Start at the top of the records below and copy them exactly to the end.
*** Block opens ***
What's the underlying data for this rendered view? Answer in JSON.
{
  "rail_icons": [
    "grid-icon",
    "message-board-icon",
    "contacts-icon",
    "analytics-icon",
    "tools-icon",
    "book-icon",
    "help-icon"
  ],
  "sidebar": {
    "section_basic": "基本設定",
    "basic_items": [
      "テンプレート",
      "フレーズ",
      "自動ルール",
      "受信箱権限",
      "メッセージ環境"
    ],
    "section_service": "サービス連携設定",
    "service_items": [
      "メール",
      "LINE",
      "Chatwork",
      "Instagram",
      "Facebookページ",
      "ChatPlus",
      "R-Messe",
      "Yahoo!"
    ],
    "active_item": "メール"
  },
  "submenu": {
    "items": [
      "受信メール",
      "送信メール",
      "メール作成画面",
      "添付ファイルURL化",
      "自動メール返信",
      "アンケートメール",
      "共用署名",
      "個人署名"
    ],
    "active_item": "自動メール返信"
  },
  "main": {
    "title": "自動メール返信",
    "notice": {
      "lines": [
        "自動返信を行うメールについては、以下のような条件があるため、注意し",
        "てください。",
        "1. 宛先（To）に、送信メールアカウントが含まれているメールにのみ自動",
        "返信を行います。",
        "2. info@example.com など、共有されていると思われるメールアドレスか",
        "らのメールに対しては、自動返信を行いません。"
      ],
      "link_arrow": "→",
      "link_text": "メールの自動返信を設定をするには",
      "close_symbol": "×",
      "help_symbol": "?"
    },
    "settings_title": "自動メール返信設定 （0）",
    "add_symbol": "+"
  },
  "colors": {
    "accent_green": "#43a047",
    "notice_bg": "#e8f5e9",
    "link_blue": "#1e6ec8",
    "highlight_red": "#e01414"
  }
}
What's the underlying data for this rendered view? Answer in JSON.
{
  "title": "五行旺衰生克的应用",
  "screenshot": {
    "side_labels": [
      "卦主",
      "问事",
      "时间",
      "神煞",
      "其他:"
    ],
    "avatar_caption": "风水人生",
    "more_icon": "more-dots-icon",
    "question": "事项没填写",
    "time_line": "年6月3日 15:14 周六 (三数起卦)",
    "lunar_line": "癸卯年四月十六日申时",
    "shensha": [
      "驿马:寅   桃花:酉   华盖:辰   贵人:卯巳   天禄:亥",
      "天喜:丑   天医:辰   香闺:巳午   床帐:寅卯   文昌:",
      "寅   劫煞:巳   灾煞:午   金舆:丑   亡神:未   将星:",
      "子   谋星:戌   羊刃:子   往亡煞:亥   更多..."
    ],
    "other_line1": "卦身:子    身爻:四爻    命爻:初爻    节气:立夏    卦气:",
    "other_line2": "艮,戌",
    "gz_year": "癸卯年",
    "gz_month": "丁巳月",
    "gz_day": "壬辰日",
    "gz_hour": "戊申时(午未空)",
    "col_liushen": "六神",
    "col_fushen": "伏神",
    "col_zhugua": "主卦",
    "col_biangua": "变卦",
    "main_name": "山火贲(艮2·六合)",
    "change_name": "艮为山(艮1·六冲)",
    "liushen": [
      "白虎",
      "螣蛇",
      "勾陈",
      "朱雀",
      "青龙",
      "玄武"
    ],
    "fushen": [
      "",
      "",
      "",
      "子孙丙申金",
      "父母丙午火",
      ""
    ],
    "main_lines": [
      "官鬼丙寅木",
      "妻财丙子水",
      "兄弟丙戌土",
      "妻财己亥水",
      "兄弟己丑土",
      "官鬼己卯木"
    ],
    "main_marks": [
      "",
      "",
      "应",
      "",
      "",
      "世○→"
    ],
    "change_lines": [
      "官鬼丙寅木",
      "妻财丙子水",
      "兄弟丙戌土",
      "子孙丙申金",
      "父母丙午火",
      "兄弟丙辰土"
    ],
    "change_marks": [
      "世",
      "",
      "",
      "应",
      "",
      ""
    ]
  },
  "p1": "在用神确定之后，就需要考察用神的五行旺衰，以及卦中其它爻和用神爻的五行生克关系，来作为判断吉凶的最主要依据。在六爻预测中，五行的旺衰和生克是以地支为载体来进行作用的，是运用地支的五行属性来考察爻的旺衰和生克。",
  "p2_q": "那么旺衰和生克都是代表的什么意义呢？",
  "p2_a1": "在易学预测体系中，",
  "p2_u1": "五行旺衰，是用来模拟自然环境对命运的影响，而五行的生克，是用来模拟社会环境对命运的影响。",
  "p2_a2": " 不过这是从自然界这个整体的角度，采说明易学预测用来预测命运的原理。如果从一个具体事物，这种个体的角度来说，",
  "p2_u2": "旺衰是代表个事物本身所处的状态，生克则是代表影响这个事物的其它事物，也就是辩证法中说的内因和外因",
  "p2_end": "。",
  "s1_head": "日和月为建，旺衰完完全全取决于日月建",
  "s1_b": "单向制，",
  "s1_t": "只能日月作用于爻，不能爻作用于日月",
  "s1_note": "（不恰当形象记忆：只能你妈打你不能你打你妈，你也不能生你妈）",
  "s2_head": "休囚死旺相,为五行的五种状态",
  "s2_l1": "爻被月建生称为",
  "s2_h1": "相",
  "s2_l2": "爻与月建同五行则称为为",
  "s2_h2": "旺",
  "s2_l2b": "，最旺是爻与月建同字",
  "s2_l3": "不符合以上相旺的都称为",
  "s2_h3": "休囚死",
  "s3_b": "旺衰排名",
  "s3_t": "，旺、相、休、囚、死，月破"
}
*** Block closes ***
- **Worked solution**:
What's the underlying data for this rendered view? Answer in JSON.
{
  "rail_icons": [
    "grid-icon",
    "message-board-icon",
    "contacts-icon",
    "analytics-icon",
    "tools-icon",
    "book-icon",
    "help-icon"
  ],
  "sidebar": {
    "section_basic": "基本設定",
    "basic_items": [
      "テンプレート",
      "フレーズ",
      "自動ルール",
      "受信箱権限",
      "メッセージ環境"
    ],
    "section_service": "サービス連携設定",
    "service_items": [
      "メール",
      "LINE",
      "Chatwork",
      "Instagram",
      "Facebookページ",
      "ChatPlus",
      "R-Messe",
      "Yahoo!"
    ],
    "active_item": "メール"
  },
  "submenu": {
    "items": [
      "受信メール",
      "送信メール",
      "メール作成画面",
      "添付ファイルURL化",
      "自動メール返信",
      "アンケートメール",
      "共用署名",
      "個人署名"
    ],
    "active_item": "自動メール返信"
  },
  "main": {
    "title": "自動メール返信",
    "notice": {
      "lines": [
        "自動返信を行うメールについては、以下のような条件があるため、注意し",
        "てください。",
        "1. 宛先（To）に、送信メールアカウントが含まれているメールにのみ自動",
        "返信を行います。",
        "2. info@example.com など、共有されていると思われるメールアドレスか",
        "らのメールに対しては、自動返信を行いません。"
      ],
      "link_arrow": "→",
      "link_text": "メールの自動返信を設定をするには",
      "close_symbol": "×",
      "help_symbol": "?"
    },
    "settings_title": "自動メール返信設定 （0）",
    "add_symbol": "+"
  },
  "colors": {
    "accent_green": "#43a047",
    "notice_bg": "#e8f5e9",
    "link_blue": "#1e6ec8",
    "highlight_red": "#e01414"
  }
}
What's the underlying data for this rendered view? Answer in JSON.
{
  "title": "五行旺衰生克的应用",
  "screenshot": {
    "side_labels": [
      "卦主",
      "问事",
      "时间",
      "神煞",
      "其他:"
    ],
    "avatar_caption": "风水人生",
    "more_icon": "more-dots-icon",
    "question": "事项没填写",
    "time_line": "年6月3日 15:14 周六 (三数起卦)",
    "lunar_line": "癸卯年四月十六日申时",
    "shensha": [
      "驿马:寅   桃花:酉   华盖:辰   贵人:卯巳   天禄:亥",
      "天喜:丑   天医:辰   香闺:巳午   床帐:寅卯   文昌:",
      "寅   劫煞:巳   灾煞:午   金舆:丑   亡神:未   将星:",
      "子   谋星:戌   羊刃:子   往亡煞:亥   更多..."
    ],
    "other_line1": "卦身:子    身爻:四爻    命爻:初爻    节气:立夏    卦气:",
    "other_line2": "艮,戌",
    "gz_year": "癸卯年",
    "gz_month": "丁巳月",
    "gz_day": "壬辰日",
    "gz_hour": "戊申时(午未空)",
    "col_liushen": "六神",
    "col_fushen": "伏神",
    "col_zhugua": "主卦",
    "col_biangua": "变卦",
    "main_name": "山火贲(艮2·六合)",
    "change_name": "艮为山(艮1·六冲)",
    "liushen": [
      "白虎",
      "螣蛇",
      "勾陈",
      "朱雀",
      "青龙",
      "玄武"
    ],
    "fushen": [
      "",
      "",
      "",
      "子孙丙申金",
      "父母丙午火",
      ""
    ],
    "main_lines": [
      "官鬼丙寅木",
      "妻财丙子水",
      "兄弟丙戌土",
      "妻财己亥水",
      "兄弟己丑土",
      "官鬼己卯木"
    ],
    "main_marks": [
      "",
      "",
      "应",
      "",
      "",
      "世○→"
    ],
    "change_lines": [
      "官鬼丙寅木",
      "妻财丙子水",
      "兄弟丙戌土",
      "子孙丙申金",
      "父母丙午火",
      "兄弟丙辰土"
    ],
    "change_marks": [
      "世",
      "",
      "",
      "应",
      "",
      ""
    ]
  },
  "p1": "在用神确定之后，就需要考察用神的五行旺衰，以及卦中其它爻和用神爻的五行生克关系，来作为判断吉凶的最主要依据。在六爻预测中，五行的旺衰和生克是以地支为载体来进行作用的，是运用地支的五行属性来考察爻的旺衰和生克。",
  "p2_q": "那么旺衰和生克都是代表的什么意义呢？",
  "p2_a1": "在易学预测体系中，",
  "p2_u1": "五行旺衰，是用来模拟自然环境对命运的影响，而五行的生克，是用来模拟社会环境对命运的影响。",
  "p2_a2": " 不过这是从自然界这个整体的角度，采说明易学预测用来预测命运的原理。如果从一个具体事物，这种个体的角度来说，",
  "p2_u2": "旺衰是代表个事物本身所处的状态，生克则是代表影响这个事物的其它事物，也就是辩证法中说的内因和外因",
  "p2_end": "。",
  "s1_head": "日和月为建，旺衰完完全全取决于日月建",
  "s1_b": "单向制，",
  "s1_t": "只能日月作用于爻，不能爻作用于日月",
  "s1_note": "（不恰当形象记忆：只能你妈打你不能你打你妈，你也不能生你妈）",
  "s2_head": "休囚死旺相,为五行的五种状态",
  "s2_l1": "爻被月建生称为",
  "s2_h1": "相",
  "s2_l2": "爻与月建同五行则称为为",
  "s2_h2": "旺",
  "s2_l2b": "，最旺是爻与月建同字",
  "s2_l3": "不符合以上相旺的都称为",
  "s2_h3": "休囚死",
  "s3_b": "旺衰排名",
  "s3_t": "，旺、相、休、囚、死，月破"
}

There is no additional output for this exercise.